Students earned their party after gaining their 75th star today. They were able to hold on to it to the end of the day and thus, we will be having our party on Friday. I have asked the students to bring something if they are able to. It can be anything as long as their is enough for the class. For example, if someone could donate some juice boxes, we would need 25 of them for the entire class (or 28 if you wanted to include myself, Ms. Wiebe and Mrs. Davies).
Students will still be having their Spelling Test, Memory Verse and Mad Minutes on Friday. For the Mad Minutes, we will be focusing on the basic facts from the 5 times tables to the 10 times tables. I have noticed that many of the students are weak in these basic facts. If you could work on these with them, that would be great.

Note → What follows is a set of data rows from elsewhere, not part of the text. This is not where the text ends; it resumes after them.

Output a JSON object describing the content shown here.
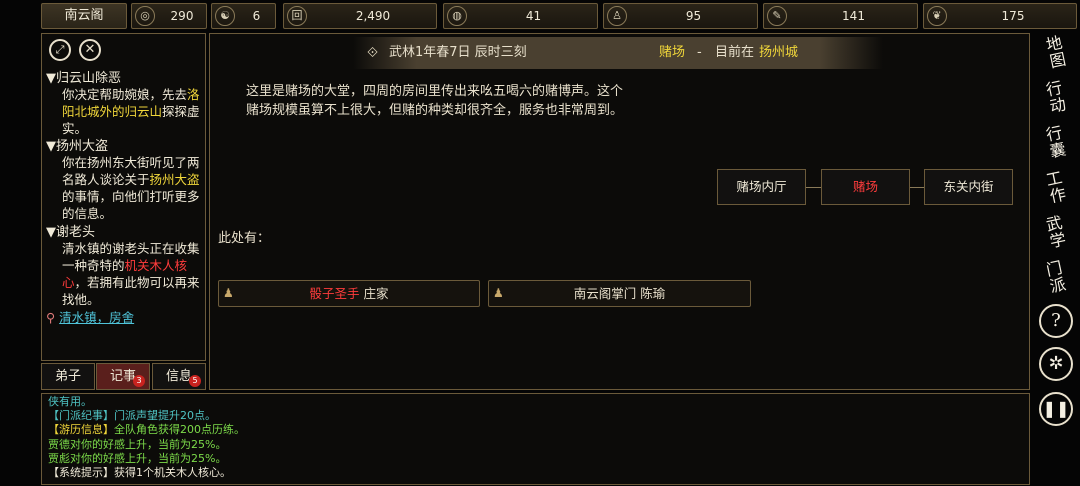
{
  "top_bar": {
    "sect_name": "南云阁",
    "resources": [
      {
        "icon": "coin-pouch-icon",
        "glyph": "◎",
        "value": "290"
      },
      {
        "icon": "yin-yang-icon",
        "glyph": "☯",
        "value": "6"
      },
      {
        "icon": "copper-coin-icon",
        "glyph": "回",
        "value": "2,490"
      },
      {
        "icon": "rice-bowl-icon",
        "glyph": "◍",
        "value": "41"
      },
      {
        "icon": "figure-icon",
        "glyph": "♙",
        "value": "95"
      },
      {
        "icon": "scroll-icon",
        "glyph": "✎",
        "value": "141"
      },
      {
        "icon": "beast-icon",
        "glyph": "❦",
        "value": "175"
      }
    ]
  },
  "header": {
    "date": "武林1年春7日 辰时三刻",
    "location_name": "赌场",
    "separator": "-",
    "current_prefix": "目前在",
    "city": "扬州城"
  },
  "description_line1": "这里是赌场的大堂，四周的房间里传出来吆五喝六的赌博声。这个",
  "description_line2": "赌场规模虽算不上很大，但赌的种类却很齐全，服务也非常周到。",
  "rooms": {
    "left": "赌场内厅",
    "center": "赌场",
    "right": "东关内街"
  },
  "here_label": "此处有：",
  "npcs": [
    {
      "title": "骰子圣手",
      "name": "庄家"
    },
    {
      "title": "南云阁掌门",
      "name": "陈瑜"
    }
  ],
  "quests": [
    {
      "title": "▼归云山除恶",
      "parts": [
        "你决定帮助婉娘，先去",
        "洛阳北城外的归云山",
        "探探虚实。"
      ]
    },
    {
      "title": "▼扬州大盗",
      "parts": [
        "你在扬州东大街听见了两名路人谈论关于",
        "扬州大盗",
        "的事情，向他们打听更多的信息。"
      ]
    },
    {
      "title": "▼谢老头",
      "parts": [
        "清水镇的谢老头正在收集一种奇特的",
        "机关木人核心",
        "，若拥有此物可以再来找他。"
      ],
      "location": "清水镇，房舍"
    }
  ],
  "tabs": [
    {
      "label": "弟子",
      "badge": ""
    },
    {
      "label": "记事",
      "badge": "3"
    },
    {
      "label": "信息",
      "badge": "5"
    }
  ],
  "log": [
    {
      "color": "#4fc3c3",
      "text": "侠有用。"
    },
    {
      "color": "#4fc3c3",
      "text": "【门派纪事】门派声望提升20点。"
    },
    {
      "color": "#7ddc4a",
      "prefix": "【游历信息】",
      "prefix_color": "#f0d63a",
      "text": "全队角色获得200点历练。"
    },
    {
      "color": "#7ddc4a",
      "text": "贾德对你的好感上升，当前为25%。"
    },
    {
      "color": "#7ddc4a",
      "text": "贾彪对你的好感上升，当前为25%。"
    },
    {
      "color": "#f0ead8",
      "text": "【系统提示】获得1个机关木人核心。"
    }
  ],
  "right_menu": [
    "地图",
    "行动",
    "行囊",
    "工作",
    "武学",
    "门派"
  ],
  "colors": {
    "gold": "#f0d63a",
    "red": "#ff3c3c",
    "cyan": "#4fc3c3",
    "green": "#7ddc4a",
    "border": "#6b5a3a"
  }
}
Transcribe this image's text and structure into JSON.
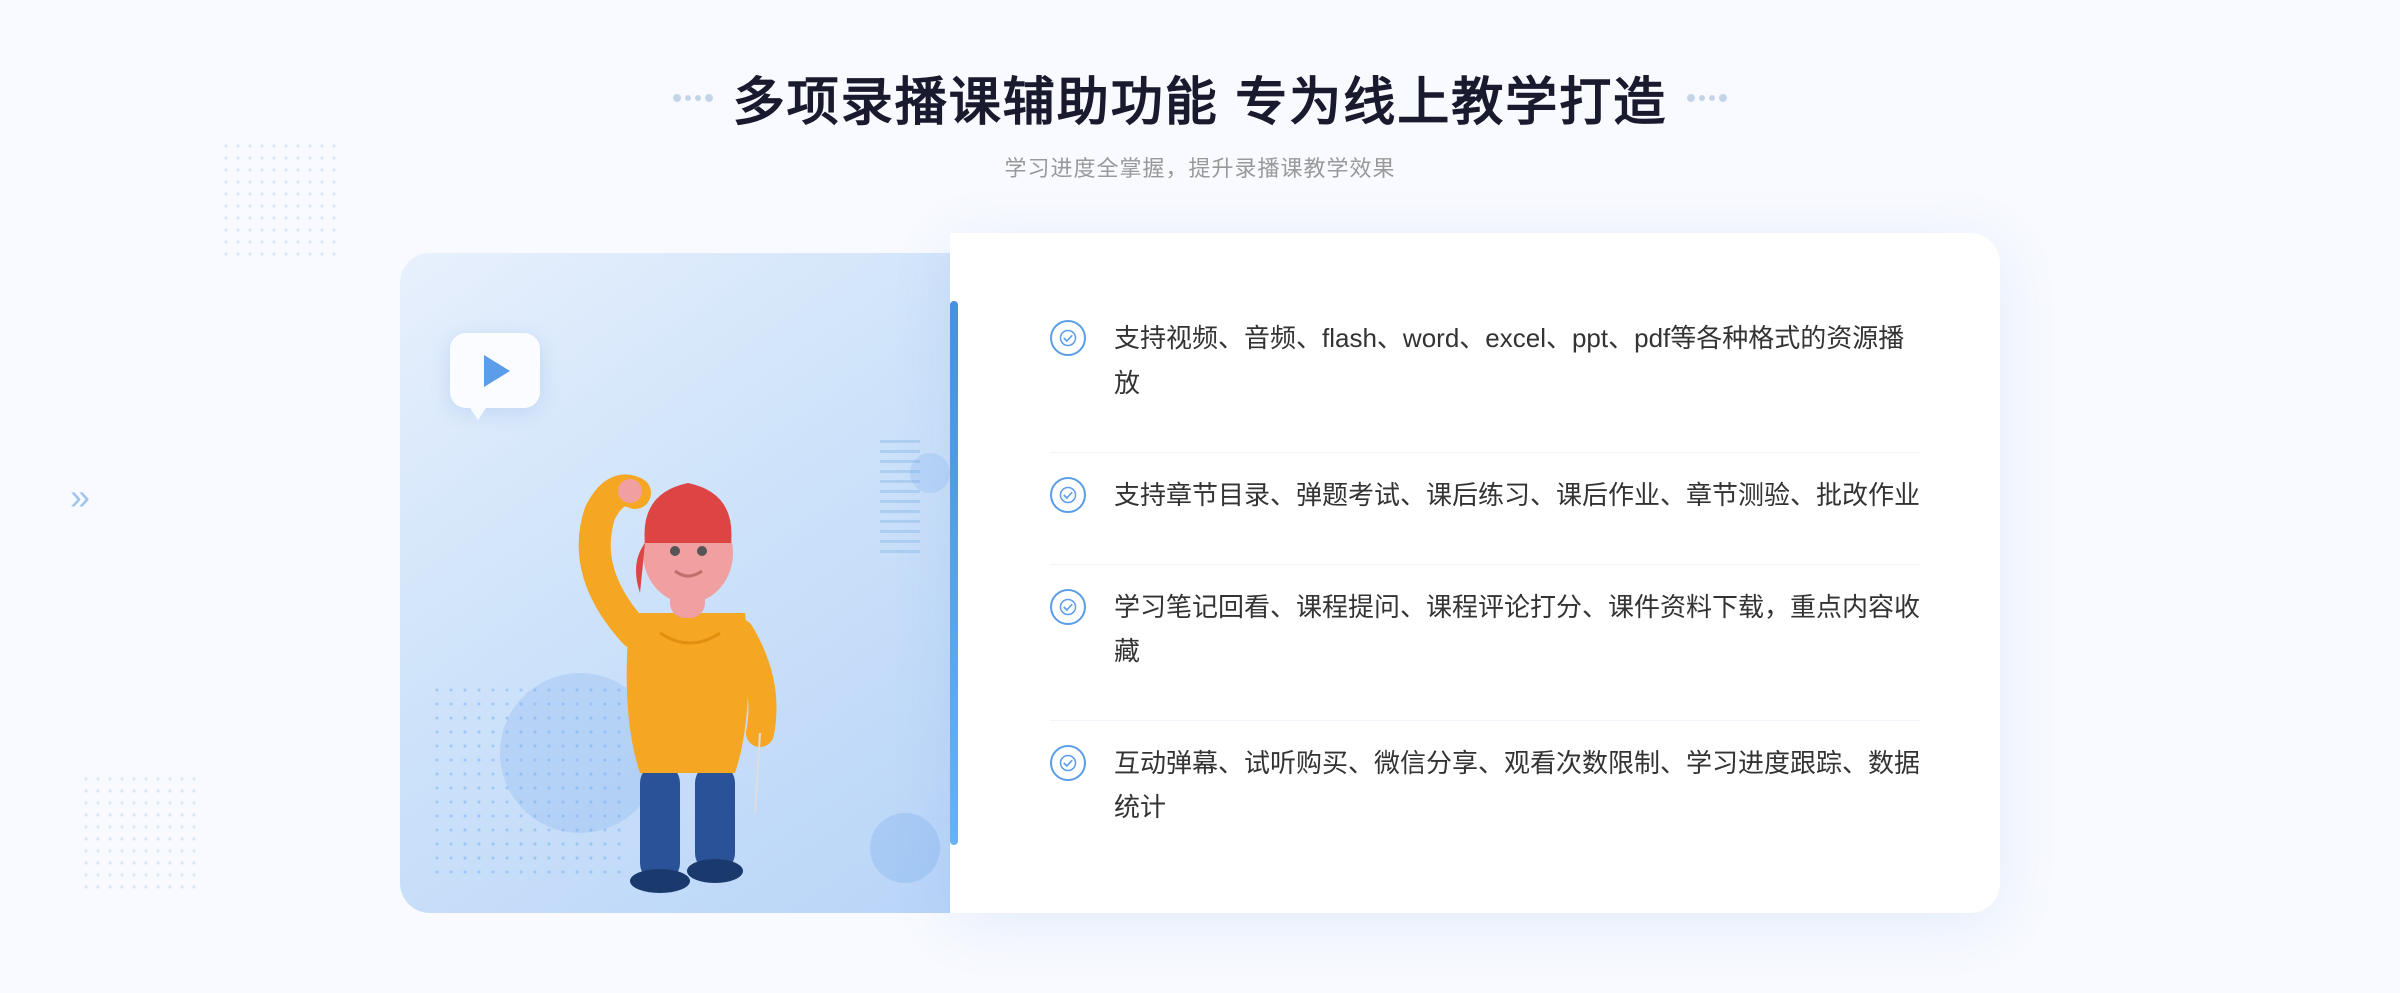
{
  "header": {
    "main_title": "多项录播课辅助功能 专为线上教学打造",
    "sub_title": "学习进度全掌握，提升录播课教学效果"
  },
  "decoration": {
    "chevron_symbol": "»"
  },
  "features": [
    {
      "id": "feature-1",
      "text": "支持视频、音频、flash、word、excel、ppt、pdf等各种格式的资源播放"
    },
    {
      "id": "feature-2",
      "text": "支持章节目录、弹题考试、课后练习、课后作业、章节测验、批改作业"
    },
    {
      "id": "feature-3",
      "text": "学习笔记回看、课程提问、课程评论打分、课件资料下载，重点内容收藏"
    },
    {
      "id": "feature-4",
      "text": "互动弹幕、试听购买、微信分享、观看次数限制、学习进度跟踪、数据统计"
    }
  ],
  "colors": {
    "accent_blue": "#4a8fe0",
    "light_blue": "#5b9de8",
    "title_color": "#1a1a2e",
    "text_color": "#333333",
    "sub_text_color": "#999999"
  }
}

Madeline got to solve our Math Problem of the Day today. Using Art.com artpad, she has beautifully illustrated her solution to the problem. You can see the question and the result below.
We had a great time in Science today. For the last couple of days, students have been studying five basic concepts:
The Earth is very large
Some objects in the sky, such as the Sun, the Moon, Stars and Planets are very large.
The Moon is very large but not as large as the Earth.
The Sun is super huge compared to the Earth.
The Sun is a star. Compared to other stars it is medium sized.
Today, students measured a scale model of the Sun. After having learned that the diameter of the Earth is approx. 15,000 km and that the Moon is approx. 6,000 km in diameter, the students were amazed to learn that the Sun is approx. 1,210,000 km in diameter!!
We also got a great chance to see a Bill Nye video. Here is one of the segments we watched. I think this has an amazing illustration of the distances of the planets from each other.
Pray in the spirit at all times in every prayer and supplication. To that end keep alert and always persevere in supplication for all the saints. Ephesians 6:18
Just a quick blog entry today. I have been having lots of fun with the WWTelescope. If you haven’t downloaded it yet, please get it as soon as possible! It is a great program and those of the students that have downloaded it, many of them are already creating their own slideshows and presentations using the images available. I’m hoping that Microsoft will add some music soon so I don’t have to look for free, usable music.
It was a busy day and it was made harder by the beautiful weather outside. We did get to go out and play some kickball which helped (and I think I got a sunburn because of it). Students had a math test today which was fairly long due to the fact that they also had a review test to go along with it. Tomorrow, students will have their spelling test. We have moved the memory verses to Tuesday as I will not be in the class on Friday. The students will actually have a sub tomorrow even though I will still be in the building. Tomorrow is the Spelling Bee and I will be busy helping out with that event.
Have a great night. I think I will go and get a bowl of ice cream!!!!
Microsoft’s Google Sky competitor, dubbed WorldWide Telescope, is almost ready for release, according to Bill Gates.
Google Sky may be widely credited with pushing stargazing software beyond astronomy geeks and into the mainstream, but Microsoft hopes to improve on Google’s formula with its own free celestial application, WorldWide Telescope. Bill Gates spoke more about the upcoming release and gave a more definite release date at a speech in Jakarta, Indonesia, on Friday.
According to PCWorld, Gates told audiences that Google Sky would launch at the end of May, staying within the spring 2008 time period promised on Microsoft’s prelaunch page. In his address, Gates was especially proud of the Microsoft Visual Experience Engine that will power WW Telescope, compiling terabytes worth of data into a seamless view of the night sky. “This is taking data that’s very complex, gathered over many years from many telescopes, and making it accessible,” he said.
Gates was in Indonesia for the Government Leader Forum – Asia, where he also announced a handful of education programs Microsoft would participate in to help deliver technology and education to those in less developed countries.